- Science! June 4
On Tuesday, NASA released a comprehensive image from the Hubble Space Telescope featuring all of the colors it can detect in the Hubble Ultra Deep Field (HUDF), both visible and invisible.
As NBC News reports, the HUDF catalogs thousands of galaxies in the constellation Fornax.
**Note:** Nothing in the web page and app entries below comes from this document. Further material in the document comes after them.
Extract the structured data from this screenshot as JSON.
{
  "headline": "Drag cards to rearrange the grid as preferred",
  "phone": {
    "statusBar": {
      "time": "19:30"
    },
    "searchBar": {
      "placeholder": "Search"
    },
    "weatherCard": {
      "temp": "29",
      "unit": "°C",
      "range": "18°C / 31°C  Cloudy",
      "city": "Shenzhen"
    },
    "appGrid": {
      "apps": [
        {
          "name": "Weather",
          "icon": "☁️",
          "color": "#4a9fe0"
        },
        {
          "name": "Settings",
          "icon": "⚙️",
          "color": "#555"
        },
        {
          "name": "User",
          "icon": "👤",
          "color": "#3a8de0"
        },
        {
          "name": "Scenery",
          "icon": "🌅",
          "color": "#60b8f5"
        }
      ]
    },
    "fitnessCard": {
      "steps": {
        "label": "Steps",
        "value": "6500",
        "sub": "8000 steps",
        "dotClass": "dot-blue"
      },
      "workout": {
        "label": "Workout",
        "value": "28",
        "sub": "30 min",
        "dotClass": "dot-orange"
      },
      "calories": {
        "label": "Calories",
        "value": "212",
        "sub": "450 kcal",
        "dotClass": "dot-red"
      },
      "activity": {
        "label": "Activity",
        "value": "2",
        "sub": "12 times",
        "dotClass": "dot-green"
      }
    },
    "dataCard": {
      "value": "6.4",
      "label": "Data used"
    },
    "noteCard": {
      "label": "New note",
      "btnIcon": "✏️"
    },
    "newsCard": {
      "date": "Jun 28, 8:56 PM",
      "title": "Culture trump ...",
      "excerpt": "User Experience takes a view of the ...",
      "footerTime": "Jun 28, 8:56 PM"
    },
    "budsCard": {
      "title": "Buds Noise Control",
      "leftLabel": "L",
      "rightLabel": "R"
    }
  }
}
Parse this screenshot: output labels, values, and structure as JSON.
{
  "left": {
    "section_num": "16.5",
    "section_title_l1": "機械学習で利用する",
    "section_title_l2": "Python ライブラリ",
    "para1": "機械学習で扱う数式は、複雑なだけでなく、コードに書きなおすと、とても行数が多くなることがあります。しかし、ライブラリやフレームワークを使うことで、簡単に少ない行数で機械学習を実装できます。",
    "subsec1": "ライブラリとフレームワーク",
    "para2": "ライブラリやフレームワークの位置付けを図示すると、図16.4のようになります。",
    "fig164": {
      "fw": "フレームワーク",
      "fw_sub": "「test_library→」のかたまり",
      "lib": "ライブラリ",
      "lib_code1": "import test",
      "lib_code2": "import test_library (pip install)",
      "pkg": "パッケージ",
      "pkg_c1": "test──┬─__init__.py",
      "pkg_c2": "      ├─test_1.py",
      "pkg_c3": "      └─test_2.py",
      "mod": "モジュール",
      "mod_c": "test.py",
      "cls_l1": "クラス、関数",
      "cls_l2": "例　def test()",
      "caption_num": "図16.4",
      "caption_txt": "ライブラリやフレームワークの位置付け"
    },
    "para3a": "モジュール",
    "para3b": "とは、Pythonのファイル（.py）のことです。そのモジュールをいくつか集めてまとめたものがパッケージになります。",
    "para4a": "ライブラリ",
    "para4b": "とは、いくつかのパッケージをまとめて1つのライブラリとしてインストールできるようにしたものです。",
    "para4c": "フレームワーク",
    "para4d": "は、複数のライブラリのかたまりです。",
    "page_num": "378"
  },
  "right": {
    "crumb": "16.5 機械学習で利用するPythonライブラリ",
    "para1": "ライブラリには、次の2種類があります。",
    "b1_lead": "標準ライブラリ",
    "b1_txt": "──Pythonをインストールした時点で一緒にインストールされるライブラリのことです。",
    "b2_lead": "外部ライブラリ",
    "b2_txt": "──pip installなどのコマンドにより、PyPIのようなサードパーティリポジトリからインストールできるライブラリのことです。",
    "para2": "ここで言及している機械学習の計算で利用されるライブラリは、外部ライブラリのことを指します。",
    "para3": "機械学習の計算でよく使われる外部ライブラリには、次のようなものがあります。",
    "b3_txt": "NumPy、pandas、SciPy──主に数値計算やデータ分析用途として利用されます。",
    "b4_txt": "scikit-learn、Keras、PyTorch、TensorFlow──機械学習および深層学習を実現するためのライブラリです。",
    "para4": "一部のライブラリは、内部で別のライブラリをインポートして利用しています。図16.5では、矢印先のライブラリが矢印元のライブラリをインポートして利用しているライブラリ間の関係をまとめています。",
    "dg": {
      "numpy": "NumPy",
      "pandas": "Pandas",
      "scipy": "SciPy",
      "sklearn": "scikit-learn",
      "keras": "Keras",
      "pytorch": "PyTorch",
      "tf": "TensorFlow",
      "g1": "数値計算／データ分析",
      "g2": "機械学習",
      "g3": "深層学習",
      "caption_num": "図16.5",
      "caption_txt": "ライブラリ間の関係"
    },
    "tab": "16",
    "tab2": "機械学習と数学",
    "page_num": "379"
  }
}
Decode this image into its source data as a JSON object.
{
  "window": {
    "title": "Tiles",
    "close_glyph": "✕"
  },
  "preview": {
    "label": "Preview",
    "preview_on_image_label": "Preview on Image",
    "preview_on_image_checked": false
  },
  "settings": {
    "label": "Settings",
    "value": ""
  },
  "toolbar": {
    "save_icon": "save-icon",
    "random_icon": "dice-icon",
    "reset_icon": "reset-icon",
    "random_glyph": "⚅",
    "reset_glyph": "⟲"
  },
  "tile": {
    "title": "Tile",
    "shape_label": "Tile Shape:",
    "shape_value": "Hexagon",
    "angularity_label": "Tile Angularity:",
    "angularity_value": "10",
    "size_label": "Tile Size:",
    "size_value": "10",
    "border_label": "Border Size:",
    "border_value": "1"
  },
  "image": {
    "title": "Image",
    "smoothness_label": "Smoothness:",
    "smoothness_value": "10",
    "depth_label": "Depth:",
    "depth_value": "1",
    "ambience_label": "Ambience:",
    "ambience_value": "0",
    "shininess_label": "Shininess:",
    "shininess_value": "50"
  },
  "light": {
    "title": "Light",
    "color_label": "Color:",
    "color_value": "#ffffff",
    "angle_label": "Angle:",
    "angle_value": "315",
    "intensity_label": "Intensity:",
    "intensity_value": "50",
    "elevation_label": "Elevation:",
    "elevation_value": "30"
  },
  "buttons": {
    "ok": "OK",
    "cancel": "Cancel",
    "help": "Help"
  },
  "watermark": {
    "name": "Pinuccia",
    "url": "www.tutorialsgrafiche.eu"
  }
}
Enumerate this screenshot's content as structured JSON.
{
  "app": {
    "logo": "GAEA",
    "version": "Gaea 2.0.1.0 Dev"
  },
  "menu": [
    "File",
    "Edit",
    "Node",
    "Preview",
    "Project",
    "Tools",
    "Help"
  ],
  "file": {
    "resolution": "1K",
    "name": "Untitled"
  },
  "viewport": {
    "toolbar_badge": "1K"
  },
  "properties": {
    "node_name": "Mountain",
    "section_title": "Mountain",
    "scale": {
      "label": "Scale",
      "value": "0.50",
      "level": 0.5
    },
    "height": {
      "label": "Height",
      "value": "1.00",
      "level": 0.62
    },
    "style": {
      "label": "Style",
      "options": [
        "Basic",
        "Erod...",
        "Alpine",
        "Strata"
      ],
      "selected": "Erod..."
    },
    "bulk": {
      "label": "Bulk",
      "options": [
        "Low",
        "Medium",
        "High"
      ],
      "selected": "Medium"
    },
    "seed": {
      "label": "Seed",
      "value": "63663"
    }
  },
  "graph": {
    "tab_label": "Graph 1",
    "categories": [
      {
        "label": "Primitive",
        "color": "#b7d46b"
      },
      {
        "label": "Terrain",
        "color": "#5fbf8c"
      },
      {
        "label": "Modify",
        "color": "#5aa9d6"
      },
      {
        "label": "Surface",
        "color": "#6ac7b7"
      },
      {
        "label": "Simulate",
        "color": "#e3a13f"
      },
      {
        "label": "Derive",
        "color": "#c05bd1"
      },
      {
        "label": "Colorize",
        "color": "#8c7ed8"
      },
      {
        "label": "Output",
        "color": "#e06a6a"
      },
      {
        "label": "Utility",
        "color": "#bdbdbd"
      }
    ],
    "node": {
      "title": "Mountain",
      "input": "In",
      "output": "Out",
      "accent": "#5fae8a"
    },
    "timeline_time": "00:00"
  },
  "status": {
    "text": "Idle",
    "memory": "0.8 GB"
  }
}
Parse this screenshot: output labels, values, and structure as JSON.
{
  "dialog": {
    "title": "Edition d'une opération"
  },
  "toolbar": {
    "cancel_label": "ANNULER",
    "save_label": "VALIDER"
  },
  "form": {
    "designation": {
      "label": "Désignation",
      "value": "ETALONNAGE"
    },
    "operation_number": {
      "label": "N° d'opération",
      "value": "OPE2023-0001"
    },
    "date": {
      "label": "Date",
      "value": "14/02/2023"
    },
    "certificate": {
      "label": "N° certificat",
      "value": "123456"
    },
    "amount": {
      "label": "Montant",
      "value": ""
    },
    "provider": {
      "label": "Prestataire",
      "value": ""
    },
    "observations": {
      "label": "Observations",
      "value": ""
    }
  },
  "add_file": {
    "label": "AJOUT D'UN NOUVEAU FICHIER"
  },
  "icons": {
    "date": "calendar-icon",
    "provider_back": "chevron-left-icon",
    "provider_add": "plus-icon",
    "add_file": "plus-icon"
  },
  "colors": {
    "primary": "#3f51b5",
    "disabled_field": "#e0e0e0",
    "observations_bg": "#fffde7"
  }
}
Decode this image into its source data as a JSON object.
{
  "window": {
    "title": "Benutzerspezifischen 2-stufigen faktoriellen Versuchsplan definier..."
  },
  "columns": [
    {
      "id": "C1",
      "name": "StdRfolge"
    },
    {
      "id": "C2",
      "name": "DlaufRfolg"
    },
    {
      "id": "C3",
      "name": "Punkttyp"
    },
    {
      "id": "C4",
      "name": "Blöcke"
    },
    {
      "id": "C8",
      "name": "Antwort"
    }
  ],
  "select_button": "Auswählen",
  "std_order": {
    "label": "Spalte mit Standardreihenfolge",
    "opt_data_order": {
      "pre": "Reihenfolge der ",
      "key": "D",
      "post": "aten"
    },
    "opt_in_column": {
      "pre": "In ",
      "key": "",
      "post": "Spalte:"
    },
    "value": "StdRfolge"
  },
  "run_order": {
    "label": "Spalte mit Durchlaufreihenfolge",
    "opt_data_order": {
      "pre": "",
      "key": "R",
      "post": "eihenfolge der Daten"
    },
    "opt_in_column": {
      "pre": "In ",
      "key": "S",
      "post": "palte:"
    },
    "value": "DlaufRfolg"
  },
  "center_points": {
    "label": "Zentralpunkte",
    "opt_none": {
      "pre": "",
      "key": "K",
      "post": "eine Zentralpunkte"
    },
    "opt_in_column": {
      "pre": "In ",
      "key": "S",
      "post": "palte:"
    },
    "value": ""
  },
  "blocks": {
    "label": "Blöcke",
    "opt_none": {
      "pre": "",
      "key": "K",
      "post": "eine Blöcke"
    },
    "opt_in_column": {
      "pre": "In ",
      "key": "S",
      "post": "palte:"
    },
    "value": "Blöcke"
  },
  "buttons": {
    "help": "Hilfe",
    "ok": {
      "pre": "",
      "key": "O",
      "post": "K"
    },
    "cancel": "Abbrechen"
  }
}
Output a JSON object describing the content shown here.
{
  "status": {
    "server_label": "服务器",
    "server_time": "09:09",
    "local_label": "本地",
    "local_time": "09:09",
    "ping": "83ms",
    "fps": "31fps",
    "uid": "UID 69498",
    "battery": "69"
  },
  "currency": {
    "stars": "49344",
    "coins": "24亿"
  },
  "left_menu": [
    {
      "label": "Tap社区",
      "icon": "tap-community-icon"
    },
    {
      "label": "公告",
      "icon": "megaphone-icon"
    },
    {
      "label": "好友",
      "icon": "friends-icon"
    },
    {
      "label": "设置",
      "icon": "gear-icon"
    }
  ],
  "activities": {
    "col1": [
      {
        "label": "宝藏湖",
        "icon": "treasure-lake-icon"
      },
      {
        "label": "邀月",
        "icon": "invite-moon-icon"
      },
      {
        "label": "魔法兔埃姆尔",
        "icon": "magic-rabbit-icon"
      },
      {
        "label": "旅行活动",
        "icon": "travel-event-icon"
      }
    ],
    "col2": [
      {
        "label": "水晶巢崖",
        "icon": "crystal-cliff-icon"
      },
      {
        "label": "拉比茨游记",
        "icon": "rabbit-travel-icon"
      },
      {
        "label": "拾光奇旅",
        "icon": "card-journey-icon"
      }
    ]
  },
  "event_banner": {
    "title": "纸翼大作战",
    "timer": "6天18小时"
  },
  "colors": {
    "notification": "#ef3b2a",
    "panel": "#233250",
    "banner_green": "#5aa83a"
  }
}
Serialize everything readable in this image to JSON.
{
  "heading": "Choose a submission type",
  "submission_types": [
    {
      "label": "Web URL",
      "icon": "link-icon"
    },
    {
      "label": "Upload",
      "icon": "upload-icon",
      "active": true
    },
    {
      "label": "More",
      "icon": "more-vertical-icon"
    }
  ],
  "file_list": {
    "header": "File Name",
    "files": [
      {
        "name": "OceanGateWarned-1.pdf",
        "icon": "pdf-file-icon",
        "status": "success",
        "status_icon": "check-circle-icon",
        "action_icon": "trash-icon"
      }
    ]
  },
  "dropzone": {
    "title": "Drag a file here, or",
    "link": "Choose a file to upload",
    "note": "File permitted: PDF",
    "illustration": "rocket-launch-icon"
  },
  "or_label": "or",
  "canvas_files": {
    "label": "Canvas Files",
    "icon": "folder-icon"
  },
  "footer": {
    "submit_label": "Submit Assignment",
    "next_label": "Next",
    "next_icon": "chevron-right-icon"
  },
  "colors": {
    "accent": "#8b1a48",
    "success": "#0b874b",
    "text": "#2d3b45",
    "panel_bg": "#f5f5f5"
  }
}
Previous images captured everything but near-ultraviolet light — from near-infrared through the visible spectrum, plus far ultraviolet. "The lack of information from ultraviolet light made studying galaxies in the HUDF like trying to understand the history of families without knowing about the grade-school children," Caltech's Harry Teplitz said in a statement.
The gap was filled with observations from the Wide Field Camera 3. Ultraviolet light comes from the largest, hottest, and youngest stars, and by looking at this new picture, astronomers will likely be able to understand how galaxies grew through forming small collections of hot stars. --Catherine Garcia
THE WEEK'S AUDIOPHILE PODCASTS: LISTEN SMARTER
- Why all drugs should be legal. (Yes, even heroin.)
- How to trim $500 from your monthly spending
- Here's the schedule very successful people follow every day
- Comic-Con 2014: Everything we learned about Avengers 2, Batman v. Superman, and more
- What would a U.S.-Russia war look like?
- Are there too many good shows on television?
- The big, gaping hole in the liberal policy arsenal
- 7 ideas from ancient thinkers that will improve your modern life
- Blame Obama and U.S. evangelicals for the persecution of Iraqi Christians
- The weird obsession that's ruining the GOP
Subscribe to the Week